But how does that relate to cultural diversity? I'm not sure. Maybe kids today are a little bit more loose, a little bit more Internet-savvy than kids maybe in South Central or maybe some other areas. But I'm not sure how much class has to do with it, what income level has to do with diversity.
Signal: We've been focusing on race, but are there kids who might be ostracized because they're not in the "in" crowd; they're not on the football team and they aren't the black homecoming queen? Or perhaps their income or wealth might cause them to be teased or taunted or bullied? If you see bullying or ostracism among kids, Larry, do you see it as a function of race, or other things? Or maybe multiple things?
Oshodi: This is a very, very important question, and I truly mean it. ... I appreciate you asking that question. Because what it tells me is, we need to look at the true reason behind an act.
When something happens, what is the reason? Is it race? Is it, like you said, class? Is it something else? Is it because I'm not a popular kid, I'm not in this group or club? And that is the most important thing we need to do as a school, indeed as a society.
When two people get into an argument, when we have a disagreement between us right now, in this climate, in this environment, it is just two men (indicating Redd) disagreeing and fighting. When you (indicating Worden) and I have a disagreement, it's racial. (But) is it? Can't we just have a disagreement? Can't we just have a clean old fight without it being racially motivated?
But it also can be racially motivated. So we need to look at all aspects of an event. When you see two boys on campus yelling at each other and everything, OK, so you step in and you go, "What's going on?" And they give you their stories. And you turn around and find out actually it's because of a girl in the middle. It's a love triangle. Now, if the two of them belong to the same race, background, not a big deal. Let's deal with the love triangle. Now, if the two of them belong to different backgrounds, now all of a sudden there's a racial issue involved.
We need to go beyond that. And those are the questions we need to ask. Is this a racially motivated event? Is this just a love triangle? Is class involved? Is this because this child is trying to get into this group and they are not letting him? And these are the real issues. These are the questions that we need to be asking, and not automatically jump in at, "Oh. It's class. It's race." It's just this or that.
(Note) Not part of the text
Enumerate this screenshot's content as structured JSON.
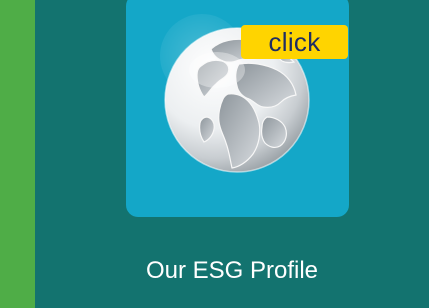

Signal: What do you want parents to do?
Redd: We want parents to stay involved with their kids. We want parents to let them understand, teach them what diversity is, and promote that and encourage that. We want parents to understand that working together with the schools, with other parents, with the city, to solve problems like this, is the best way to go.
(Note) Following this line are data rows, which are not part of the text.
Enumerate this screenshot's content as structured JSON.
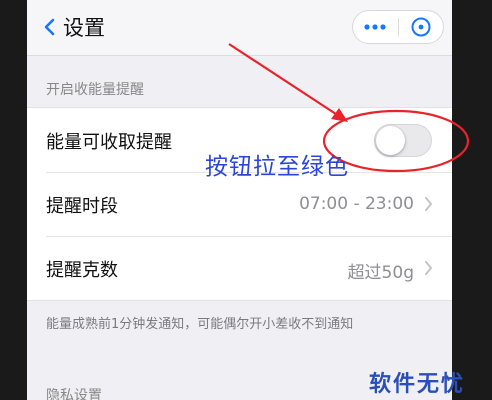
{
  "nav": {
    "back_label": "设置"
  },
  "sections": [
    {
      "header": "开启收能量提醒",
      "rows": [
        {
          "label": "能量可收取提醒",
          "toggle_on": false
        },
        {
          "label": "提醒时段",
          "value": "07:00 - 23:00"
        },
        {
          "label": "提醒克数",
          "value": "超过50g"
        }
      ],
      "footnote": "能量成熟前1分钟发通知，可能偶尔开小差收不到通知"
    },
    {
      "header": "隐私设置"
    }
  ],
  "annotation": {
    "text": "按钮拉至绿色",
    "color": "#2b45d8",
    "mark_color": "#e8242a"
  },
  "watermark": {
    "text": "软件无忧"
  }
}
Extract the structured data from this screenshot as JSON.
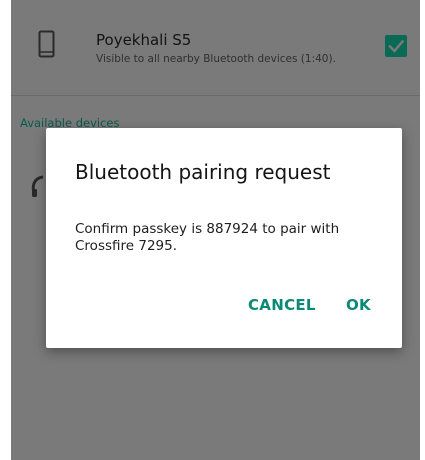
{
  "device": {
    "name": "Poyekhali S5",
    "visibility_text": "Visible to all nearby Bluetooth devices (1:40).",
    "visible_checked": true,
    "phone_icon": "phone-icon",
    "check_icon": "check-icon"
  },
  "available_devices": {
    "header": "Available devices",
    "headset_icon": "headset-icon"
  },
  "dialog": {
    "title": "Bluetooth pairing request",
    "message": "Confirm passkey is 887924 to pair with Crossfire 7295.",
    "cancel_label": "CANCEL",
    "ok_label": "OK"
  },
  "colors": {
    "scrim": "#7a7a7a",
    "accent": "#0a8a74",
    "checkbox_dimmed": "#0a6a55"
  }
}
And I think we missed that opportunity to bring in everybody, and everybody participating in this process, participating in the Ad-hoc Committee. I think we're missing more people and more involvement by the public, and we need to promote that more.
Oshodi: I want to first of all let all parents know, regardless of their background, that we have a great school at Valencia High School. (We are) faced with the same challenges that every single school in America is facing, and we're dealing with it.
And I want to invite more parents, especially minority parents, to get involved with school, not only when there is a problem like this. But get involved so that there won't be any need, so that you will know, you won't have to hear it on television or read it in the newspaper.
See this interview in its entirety today at 8:30 a.m., and watch for another "Newsmaker of the Week" on Wednesday at 9:30 p.m. on SCVTV Channel 20, available to Comcast and Time Warner Cable subscribers throughout the Santa Clarita Valley.